MATERIAL FOR THE TASK.
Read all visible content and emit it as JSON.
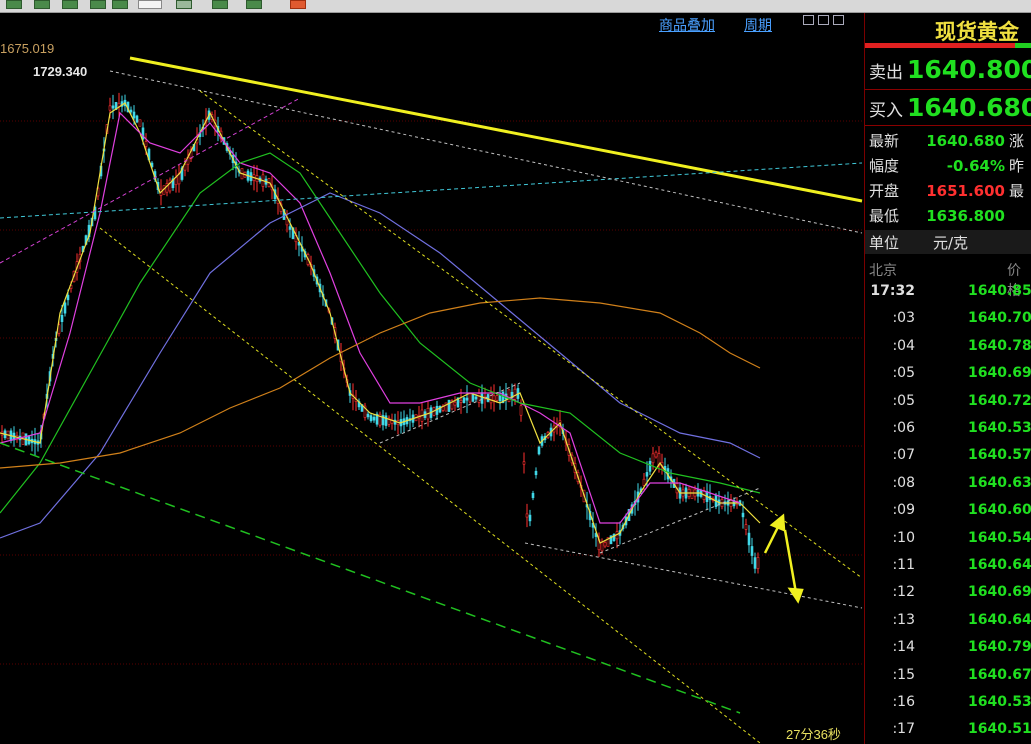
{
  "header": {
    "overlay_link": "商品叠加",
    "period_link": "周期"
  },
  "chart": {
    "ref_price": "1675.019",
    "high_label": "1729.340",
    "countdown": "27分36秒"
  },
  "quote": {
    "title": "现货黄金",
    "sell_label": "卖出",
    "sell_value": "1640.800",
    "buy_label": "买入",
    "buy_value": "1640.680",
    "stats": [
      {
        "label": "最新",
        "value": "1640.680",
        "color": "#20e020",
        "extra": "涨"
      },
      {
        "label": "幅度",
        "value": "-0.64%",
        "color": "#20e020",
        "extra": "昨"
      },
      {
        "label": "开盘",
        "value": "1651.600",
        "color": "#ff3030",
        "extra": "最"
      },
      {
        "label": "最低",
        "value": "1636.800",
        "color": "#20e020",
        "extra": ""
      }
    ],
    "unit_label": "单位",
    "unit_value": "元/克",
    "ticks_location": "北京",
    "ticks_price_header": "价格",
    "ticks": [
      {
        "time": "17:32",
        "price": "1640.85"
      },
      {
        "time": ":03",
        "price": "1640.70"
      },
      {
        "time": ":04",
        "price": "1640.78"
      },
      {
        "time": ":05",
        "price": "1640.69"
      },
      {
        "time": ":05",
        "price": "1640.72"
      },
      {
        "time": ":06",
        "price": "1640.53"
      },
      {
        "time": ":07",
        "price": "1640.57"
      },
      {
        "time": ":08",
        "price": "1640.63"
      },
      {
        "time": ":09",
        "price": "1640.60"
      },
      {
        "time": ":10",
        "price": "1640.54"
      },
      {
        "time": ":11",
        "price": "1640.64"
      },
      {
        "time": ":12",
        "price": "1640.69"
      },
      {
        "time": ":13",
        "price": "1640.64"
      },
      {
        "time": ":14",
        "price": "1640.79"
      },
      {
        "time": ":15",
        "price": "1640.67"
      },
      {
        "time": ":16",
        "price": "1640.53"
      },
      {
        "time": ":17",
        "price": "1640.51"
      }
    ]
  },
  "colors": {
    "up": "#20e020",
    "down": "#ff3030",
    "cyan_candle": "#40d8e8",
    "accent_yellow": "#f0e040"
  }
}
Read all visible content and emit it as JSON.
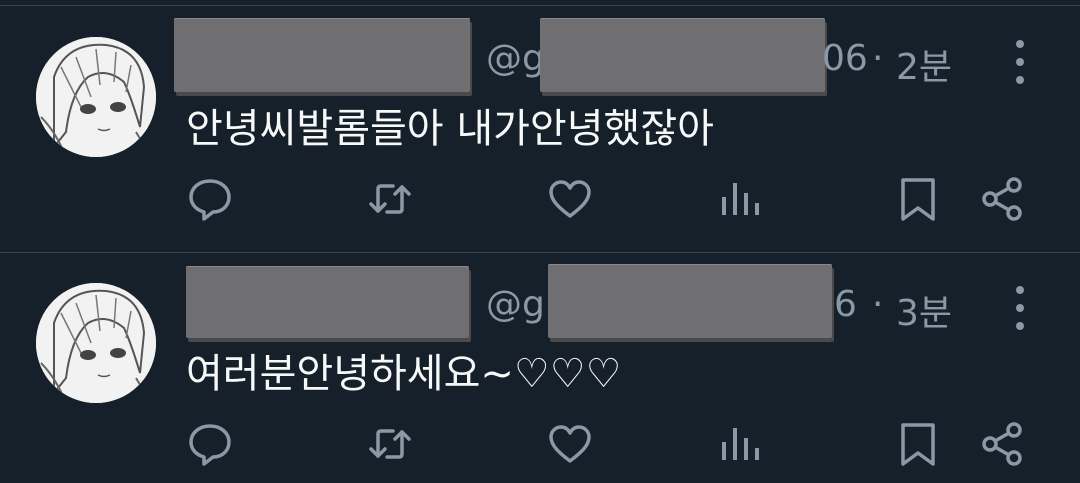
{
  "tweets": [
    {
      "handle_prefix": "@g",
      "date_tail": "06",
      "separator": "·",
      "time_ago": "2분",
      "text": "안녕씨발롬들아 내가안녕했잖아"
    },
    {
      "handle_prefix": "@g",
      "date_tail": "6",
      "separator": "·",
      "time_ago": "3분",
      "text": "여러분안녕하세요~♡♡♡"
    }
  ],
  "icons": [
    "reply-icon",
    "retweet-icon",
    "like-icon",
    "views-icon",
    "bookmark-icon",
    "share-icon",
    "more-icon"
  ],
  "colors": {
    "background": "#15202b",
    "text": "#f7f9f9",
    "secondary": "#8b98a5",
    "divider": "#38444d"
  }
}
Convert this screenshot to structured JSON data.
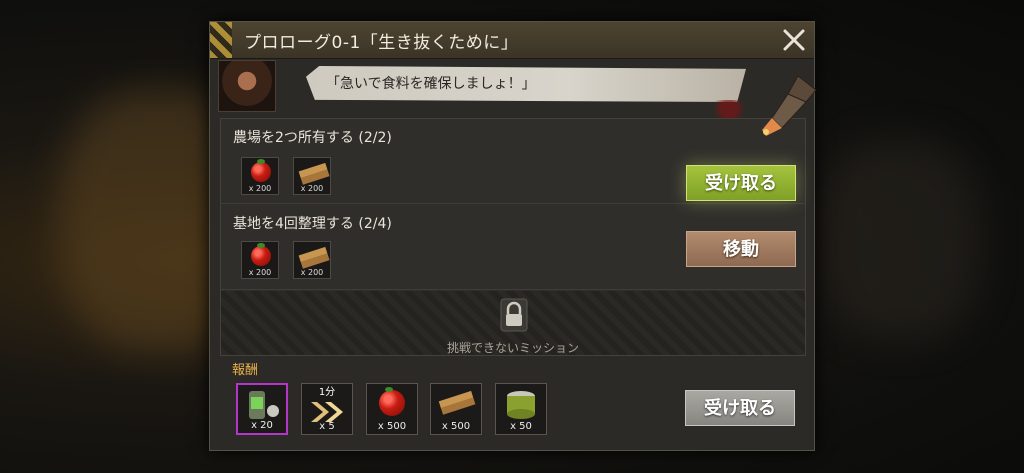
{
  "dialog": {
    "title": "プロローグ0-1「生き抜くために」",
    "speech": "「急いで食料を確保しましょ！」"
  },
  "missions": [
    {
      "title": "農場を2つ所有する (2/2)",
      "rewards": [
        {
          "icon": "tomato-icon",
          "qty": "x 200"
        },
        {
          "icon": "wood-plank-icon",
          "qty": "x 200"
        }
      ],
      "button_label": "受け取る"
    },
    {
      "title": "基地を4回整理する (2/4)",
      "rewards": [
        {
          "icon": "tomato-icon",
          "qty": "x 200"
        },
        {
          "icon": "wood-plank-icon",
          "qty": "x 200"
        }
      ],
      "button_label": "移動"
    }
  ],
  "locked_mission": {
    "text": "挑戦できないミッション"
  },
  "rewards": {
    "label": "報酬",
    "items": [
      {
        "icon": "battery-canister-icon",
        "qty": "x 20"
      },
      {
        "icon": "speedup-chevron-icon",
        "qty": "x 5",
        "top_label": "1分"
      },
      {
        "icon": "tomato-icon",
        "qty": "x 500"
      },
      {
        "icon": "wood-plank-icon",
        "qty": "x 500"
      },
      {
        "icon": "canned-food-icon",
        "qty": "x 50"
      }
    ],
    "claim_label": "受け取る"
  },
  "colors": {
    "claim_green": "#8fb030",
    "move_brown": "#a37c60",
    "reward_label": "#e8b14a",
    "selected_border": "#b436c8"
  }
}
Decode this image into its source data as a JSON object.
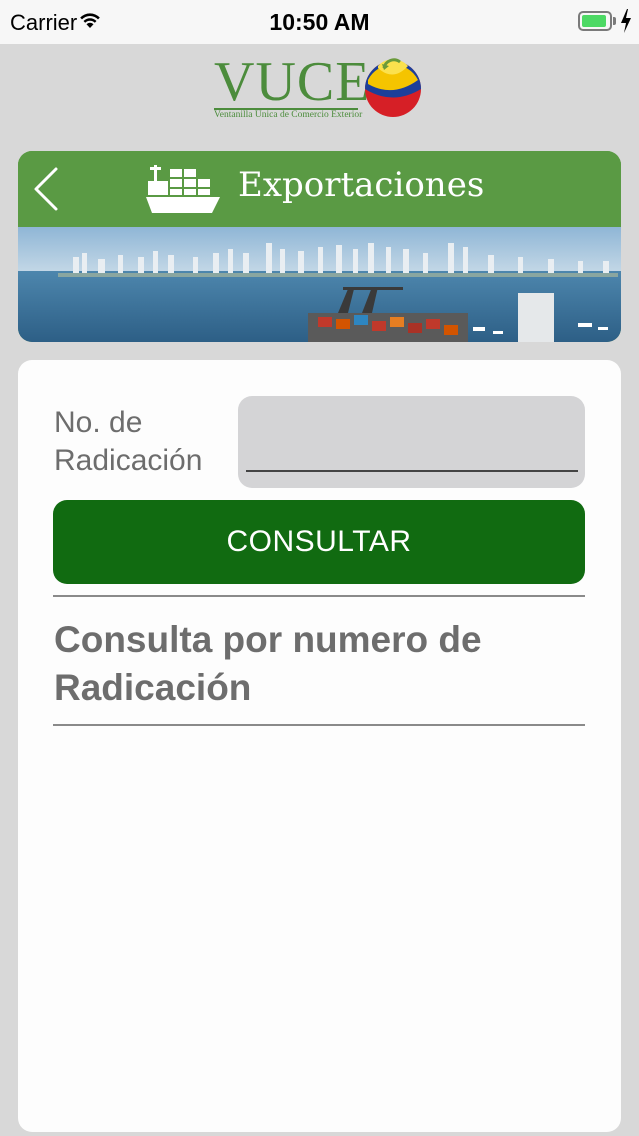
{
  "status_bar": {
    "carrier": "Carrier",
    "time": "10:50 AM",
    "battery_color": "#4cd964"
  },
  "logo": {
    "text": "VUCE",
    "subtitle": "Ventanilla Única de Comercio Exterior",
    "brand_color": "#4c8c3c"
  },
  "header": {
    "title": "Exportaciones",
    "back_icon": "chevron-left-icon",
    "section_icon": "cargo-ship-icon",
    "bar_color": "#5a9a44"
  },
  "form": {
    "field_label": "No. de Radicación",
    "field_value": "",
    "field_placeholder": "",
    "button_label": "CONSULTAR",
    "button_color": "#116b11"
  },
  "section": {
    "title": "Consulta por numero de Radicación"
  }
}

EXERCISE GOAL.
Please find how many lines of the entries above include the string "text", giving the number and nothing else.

OUTPUT.
5